• _WHAT IS REQUIRED_: If a line below includes the string "your", copy it.

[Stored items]
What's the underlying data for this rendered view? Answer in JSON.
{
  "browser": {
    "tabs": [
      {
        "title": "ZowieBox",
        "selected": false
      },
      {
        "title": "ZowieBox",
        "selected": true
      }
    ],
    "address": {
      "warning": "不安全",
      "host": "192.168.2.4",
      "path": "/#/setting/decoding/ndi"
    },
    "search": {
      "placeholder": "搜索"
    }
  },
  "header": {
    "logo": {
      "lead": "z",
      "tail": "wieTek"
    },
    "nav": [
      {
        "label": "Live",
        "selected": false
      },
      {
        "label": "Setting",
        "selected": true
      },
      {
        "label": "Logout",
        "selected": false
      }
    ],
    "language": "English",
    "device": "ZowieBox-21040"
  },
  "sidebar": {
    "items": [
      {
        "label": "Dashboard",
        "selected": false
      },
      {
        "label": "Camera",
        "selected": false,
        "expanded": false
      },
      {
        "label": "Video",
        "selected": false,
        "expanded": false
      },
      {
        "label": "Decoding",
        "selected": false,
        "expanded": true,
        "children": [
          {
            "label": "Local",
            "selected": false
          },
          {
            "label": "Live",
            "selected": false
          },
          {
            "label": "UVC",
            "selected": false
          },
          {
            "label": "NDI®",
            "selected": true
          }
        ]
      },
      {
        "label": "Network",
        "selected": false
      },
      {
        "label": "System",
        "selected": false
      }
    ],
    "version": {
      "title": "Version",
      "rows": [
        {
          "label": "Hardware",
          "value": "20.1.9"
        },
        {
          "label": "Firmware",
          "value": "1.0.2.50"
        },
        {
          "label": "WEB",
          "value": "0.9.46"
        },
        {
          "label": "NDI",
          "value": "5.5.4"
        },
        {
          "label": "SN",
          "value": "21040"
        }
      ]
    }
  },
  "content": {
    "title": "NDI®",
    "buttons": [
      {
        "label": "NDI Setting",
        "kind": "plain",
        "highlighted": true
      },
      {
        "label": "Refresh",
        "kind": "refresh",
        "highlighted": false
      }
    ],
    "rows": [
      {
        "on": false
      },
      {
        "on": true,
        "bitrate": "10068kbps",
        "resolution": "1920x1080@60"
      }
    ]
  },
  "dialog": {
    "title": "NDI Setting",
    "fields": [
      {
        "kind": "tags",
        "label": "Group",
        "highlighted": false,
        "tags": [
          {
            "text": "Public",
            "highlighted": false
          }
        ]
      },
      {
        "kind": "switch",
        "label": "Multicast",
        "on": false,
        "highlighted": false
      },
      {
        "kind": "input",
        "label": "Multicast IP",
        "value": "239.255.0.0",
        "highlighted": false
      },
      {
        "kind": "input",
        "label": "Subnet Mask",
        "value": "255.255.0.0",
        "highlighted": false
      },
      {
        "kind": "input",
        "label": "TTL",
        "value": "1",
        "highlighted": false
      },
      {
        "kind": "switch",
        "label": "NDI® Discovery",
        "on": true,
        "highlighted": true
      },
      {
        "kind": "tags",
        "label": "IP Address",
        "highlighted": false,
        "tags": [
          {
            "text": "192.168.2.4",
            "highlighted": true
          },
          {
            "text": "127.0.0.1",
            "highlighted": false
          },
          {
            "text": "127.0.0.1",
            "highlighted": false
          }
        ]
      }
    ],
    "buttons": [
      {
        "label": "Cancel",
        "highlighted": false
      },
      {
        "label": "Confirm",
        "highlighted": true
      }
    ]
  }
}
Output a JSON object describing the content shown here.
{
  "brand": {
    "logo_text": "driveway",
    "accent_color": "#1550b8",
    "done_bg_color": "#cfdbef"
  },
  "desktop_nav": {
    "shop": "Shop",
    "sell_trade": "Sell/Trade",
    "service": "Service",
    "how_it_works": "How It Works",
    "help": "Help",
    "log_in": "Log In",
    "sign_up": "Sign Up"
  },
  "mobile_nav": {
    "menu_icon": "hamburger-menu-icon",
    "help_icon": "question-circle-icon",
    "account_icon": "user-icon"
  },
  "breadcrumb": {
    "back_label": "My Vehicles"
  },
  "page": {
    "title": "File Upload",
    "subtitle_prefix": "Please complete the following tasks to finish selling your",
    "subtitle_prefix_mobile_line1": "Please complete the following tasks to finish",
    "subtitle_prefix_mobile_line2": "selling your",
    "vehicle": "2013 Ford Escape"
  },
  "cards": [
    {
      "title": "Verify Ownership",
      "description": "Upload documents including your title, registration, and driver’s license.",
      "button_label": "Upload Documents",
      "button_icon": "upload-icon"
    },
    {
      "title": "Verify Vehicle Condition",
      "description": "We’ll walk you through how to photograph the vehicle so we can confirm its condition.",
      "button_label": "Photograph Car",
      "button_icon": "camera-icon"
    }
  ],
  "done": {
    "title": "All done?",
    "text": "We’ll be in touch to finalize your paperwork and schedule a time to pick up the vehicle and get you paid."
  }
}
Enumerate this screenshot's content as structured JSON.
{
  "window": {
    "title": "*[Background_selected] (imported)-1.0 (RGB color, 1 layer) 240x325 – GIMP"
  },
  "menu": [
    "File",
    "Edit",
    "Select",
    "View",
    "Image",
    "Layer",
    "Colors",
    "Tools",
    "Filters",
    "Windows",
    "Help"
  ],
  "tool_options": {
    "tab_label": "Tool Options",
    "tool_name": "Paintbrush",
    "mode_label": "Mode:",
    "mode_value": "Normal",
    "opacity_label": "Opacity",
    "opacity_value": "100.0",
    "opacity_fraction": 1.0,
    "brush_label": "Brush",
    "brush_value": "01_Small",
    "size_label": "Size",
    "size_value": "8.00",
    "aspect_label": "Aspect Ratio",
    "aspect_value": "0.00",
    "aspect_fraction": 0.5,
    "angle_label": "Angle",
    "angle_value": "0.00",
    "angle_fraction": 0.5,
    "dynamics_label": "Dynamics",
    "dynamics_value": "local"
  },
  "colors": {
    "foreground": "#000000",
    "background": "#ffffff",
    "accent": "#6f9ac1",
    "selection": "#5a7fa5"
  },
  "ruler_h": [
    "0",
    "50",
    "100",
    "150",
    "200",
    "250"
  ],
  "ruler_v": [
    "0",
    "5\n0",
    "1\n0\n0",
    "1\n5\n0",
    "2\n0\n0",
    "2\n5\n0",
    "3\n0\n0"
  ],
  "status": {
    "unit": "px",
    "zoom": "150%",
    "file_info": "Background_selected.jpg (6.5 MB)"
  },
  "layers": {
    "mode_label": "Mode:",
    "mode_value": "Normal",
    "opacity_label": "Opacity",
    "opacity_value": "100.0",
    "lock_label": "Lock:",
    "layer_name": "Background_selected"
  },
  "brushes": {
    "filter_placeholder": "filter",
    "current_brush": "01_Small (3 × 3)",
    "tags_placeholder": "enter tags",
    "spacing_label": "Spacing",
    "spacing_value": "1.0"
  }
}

• _RESPONSE TO THE TASK_:
    "subtitle_prefix": "Please complete the following tasks to finish selling your",
    "subtitle_prefix_mobile_line2": "selling your",
      "description": "Upload documents including your title, registration, and driver’s license.",
    "text": "We’ll be in touch to finalize your paperwork and schedule a time to pick up the vehicle and get you paid."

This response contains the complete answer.